On the cliff face where Þorgeir now hung, there was neither a shelf nor a spur nor any other toehold, nor any chink or handhold by which he could heave himself up. His only life-thread now was one pitiful stalk of cravewort.
As for Þormóður, he had clambered down onto another ledge to gather this herb, and lingered there doing so for quite some time. He and Þorgeir could not see each other. Upon cutting his fill, Þormóður tied what he had gathered into a bundle, placed it on his back, and hoisted himself to the top of the cliff. The weather was calm and the sea still, and the sun shone in a clear sky.
Þormóður lay down on the overhang to wait for his sworn brother, but the cries of the seabirds lulled him to sleep. In fact, the sworn brothers were not that far away from each other – if Þorgeir had called out even a little loudly, Þorgeir could easily have heard him. Yet on this, the old books all tell the same story: nothing could have been further from Þorgeir’s mind at that moment, hanging as he was from the cliff, than to call his sworn brother’s name only to beg him for help.
Þormóður, the books say, now sleeps soundly on Hornbjarg, eventually waking late in the day. He wonders about his sworn brother, and starts calling to him from over the brink. Þorgeir does not answer. Þormóður climbs down to a ledge, whence he shouts loudly, startling birds into flight all over the cliff. Finally, from down below him, Þorgeir replies: “Stop scaring the birds with your shouting!”
Þormóður asks what is taking him so long.
Þorgeir replies, saying: “It matters little what is taking me so long.”
Þormóður asks if he is finished gathering cravewort.
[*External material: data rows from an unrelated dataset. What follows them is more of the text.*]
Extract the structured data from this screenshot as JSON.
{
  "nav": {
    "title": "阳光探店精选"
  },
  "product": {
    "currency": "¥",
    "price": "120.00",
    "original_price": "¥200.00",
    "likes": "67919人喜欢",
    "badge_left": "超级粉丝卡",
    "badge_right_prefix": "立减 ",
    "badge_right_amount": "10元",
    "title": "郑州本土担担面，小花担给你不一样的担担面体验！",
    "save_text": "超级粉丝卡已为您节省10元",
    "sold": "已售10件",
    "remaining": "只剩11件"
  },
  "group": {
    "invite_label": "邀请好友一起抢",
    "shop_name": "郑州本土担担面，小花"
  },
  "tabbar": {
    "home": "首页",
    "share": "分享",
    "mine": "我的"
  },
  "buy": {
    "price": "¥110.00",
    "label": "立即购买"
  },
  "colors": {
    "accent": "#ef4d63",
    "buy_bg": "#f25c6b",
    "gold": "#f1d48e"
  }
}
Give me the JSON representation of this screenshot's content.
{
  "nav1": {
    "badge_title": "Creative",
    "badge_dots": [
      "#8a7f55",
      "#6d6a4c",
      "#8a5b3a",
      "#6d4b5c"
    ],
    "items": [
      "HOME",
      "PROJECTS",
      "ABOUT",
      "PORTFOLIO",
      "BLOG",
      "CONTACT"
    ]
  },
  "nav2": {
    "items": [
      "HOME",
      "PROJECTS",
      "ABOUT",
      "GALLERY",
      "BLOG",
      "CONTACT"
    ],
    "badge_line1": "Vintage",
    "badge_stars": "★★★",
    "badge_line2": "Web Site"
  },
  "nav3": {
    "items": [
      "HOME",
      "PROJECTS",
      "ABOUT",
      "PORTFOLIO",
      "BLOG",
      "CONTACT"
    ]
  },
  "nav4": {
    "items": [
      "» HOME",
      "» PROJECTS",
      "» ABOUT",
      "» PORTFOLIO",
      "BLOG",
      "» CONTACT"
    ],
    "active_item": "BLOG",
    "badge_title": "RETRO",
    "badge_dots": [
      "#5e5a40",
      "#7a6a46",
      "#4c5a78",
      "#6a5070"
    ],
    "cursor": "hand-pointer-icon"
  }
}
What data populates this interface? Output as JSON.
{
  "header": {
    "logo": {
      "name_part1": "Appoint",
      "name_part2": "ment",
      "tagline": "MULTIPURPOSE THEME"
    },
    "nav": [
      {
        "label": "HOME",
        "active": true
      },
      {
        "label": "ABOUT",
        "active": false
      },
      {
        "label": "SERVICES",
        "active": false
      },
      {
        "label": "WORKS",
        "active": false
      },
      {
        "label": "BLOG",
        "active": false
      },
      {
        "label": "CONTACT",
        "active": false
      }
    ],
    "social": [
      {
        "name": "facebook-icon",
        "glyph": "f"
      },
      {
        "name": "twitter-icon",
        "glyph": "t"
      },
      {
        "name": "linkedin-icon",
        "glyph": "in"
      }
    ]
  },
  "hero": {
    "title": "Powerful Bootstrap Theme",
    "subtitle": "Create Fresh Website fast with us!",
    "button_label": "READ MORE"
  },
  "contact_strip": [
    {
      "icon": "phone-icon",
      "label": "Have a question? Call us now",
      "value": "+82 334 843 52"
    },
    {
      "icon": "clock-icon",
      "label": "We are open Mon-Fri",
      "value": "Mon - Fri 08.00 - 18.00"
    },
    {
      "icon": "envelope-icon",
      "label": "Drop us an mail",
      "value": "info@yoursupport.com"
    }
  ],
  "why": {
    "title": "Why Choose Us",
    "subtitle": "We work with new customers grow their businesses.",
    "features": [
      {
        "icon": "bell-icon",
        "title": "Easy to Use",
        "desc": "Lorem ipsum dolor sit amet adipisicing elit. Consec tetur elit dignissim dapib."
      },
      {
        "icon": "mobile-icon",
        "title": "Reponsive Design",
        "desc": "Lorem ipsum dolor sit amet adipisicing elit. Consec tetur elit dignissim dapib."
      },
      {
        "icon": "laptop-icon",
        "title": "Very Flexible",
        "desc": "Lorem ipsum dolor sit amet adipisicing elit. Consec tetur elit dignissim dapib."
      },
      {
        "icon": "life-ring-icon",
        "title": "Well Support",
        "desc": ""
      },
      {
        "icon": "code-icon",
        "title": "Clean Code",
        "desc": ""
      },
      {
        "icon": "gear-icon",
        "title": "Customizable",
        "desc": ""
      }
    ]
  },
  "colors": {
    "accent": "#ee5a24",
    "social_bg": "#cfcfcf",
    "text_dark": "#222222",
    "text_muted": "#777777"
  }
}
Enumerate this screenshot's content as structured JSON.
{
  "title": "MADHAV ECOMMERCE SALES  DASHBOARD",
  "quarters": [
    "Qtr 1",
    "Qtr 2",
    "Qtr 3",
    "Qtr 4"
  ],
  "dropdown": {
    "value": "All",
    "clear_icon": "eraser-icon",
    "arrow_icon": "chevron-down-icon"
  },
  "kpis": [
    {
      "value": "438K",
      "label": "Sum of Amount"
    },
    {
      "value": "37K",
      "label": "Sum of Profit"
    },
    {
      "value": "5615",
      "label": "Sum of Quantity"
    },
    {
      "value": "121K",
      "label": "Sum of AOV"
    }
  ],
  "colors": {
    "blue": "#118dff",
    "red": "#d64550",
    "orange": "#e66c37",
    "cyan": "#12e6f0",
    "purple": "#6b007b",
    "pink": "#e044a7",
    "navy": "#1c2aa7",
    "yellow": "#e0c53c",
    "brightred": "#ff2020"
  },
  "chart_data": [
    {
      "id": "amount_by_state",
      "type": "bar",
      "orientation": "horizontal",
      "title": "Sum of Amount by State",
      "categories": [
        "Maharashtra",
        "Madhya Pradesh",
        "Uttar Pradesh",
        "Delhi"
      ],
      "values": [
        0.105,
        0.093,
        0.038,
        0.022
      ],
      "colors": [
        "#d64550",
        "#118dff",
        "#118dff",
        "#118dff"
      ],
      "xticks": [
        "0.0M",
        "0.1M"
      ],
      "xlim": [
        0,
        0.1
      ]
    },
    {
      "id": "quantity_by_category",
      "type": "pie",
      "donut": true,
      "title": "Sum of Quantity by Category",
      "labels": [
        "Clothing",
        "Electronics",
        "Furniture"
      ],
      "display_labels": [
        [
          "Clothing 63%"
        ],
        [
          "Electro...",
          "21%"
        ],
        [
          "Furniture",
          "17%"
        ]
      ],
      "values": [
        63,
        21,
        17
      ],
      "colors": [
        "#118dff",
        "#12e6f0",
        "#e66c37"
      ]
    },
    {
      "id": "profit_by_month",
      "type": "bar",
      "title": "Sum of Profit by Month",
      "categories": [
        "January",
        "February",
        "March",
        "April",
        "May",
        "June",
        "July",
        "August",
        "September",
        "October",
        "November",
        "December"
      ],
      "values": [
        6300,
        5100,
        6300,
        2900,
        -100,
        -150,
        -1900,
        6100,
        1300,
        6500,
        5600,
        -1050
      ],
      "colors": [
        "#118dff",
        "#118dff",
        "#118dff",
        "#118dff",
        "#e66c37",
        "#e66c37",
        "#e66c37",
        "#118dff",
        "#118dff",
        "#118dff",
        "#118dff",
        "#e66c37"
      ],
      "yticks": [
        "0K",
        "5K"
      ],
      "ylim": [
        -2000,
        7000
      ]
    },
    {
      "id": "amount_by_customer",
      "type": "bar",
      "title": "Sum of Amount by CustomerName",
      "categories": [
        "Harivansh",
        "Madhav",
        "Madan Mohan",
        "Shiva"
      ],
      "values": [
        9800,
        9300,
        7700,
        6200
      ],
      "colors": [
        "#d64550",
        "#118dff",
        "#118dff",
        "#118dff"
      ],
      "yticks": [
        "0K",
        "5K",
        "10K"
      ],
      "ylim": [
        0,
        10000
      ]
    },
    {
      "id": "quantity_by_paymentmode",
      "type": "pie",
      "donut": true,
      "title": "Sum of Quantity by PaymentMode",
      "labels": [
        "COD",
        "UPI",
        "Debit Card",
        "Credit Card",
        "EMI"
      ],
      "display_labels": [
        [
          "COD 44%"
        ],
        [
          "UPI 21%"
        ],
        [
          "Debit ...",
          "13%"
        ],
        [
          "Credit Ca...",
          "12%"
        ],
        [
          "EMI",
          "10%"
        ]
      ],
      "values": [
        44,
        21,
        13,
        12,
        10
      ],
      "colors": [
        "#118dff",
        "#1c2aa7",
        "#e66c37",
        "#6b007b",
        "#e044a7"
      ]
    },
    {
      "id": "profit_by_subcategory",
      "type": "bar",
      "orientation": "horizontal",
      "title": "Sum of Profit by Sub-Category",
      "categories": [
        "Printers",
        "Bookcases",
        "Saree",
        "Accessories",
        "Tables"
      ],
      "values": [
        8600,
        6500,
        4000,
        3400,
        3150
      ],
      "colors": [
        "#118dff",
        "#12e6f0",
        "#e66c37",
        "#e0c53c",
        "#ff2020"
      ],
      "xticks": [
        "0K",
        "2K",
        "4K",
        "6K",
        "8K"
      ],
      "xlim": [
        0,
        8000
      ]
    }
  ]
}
Þorgeir Hávarsson then gives the reply that has long been remembered in the Vestfirðir: “I think that I will be finished when the one in my hand comes out.”
Þormóður begins to suspect that not all is as should be with his sworn brother’s cutting of cravewort, and he clambers hastily down to the cleft from which Þorgeir has fallen. He peers over its edge and spies his sworn brother hanging from the cliff. The cravewort stalk is quite frayed, and on the verge of breaking. Þormóður tosses a rope to Þorgeir and manages to pull him up to the cleft. They then climb the narrow path to the top of the cliff.
Þorgeir Hávarsson did not thank his sworn brother for saving him, nor did he express gratitude for it in any other way – in fact, it seemed as if he harbored some sort of grudge against Þormóður for the incident, and things grew colder between the sworn brothers from that point on.
Halldór Laxness (1902-1998) is the undisputed master of modern Icelandic fiction. He was awarded the Nobel Prize in Literature in 1955 “for his vivid epic power which has renewed the great narrative art of Iceland.” His body of work includes novels, essays, poems, plays, stories, and memoirs: more than sixty books in all. His works available in English include The Great Weaver from Kashmir, Independent People, The Fish Can Sing, World Light, Under the Glacier, Iceland’s Bell, and Paradise Reclaimed.
Philip Roughton was born in Colorado and lives in Iceland. His translation of Iceland’s Bell received the American-Scandinavian Foundation Translation Prize in 2001 and second prize in the 2000 BCLA John Dryden Translation Competition. His translation of Halldór Guðmundsson’s The Islander: A Biography of Halldór Laxness was recently released in the United Kingdom. His translation of The Heart of Man won the Oxford-Weidenfeld Prize for book-length literary translations in 2016.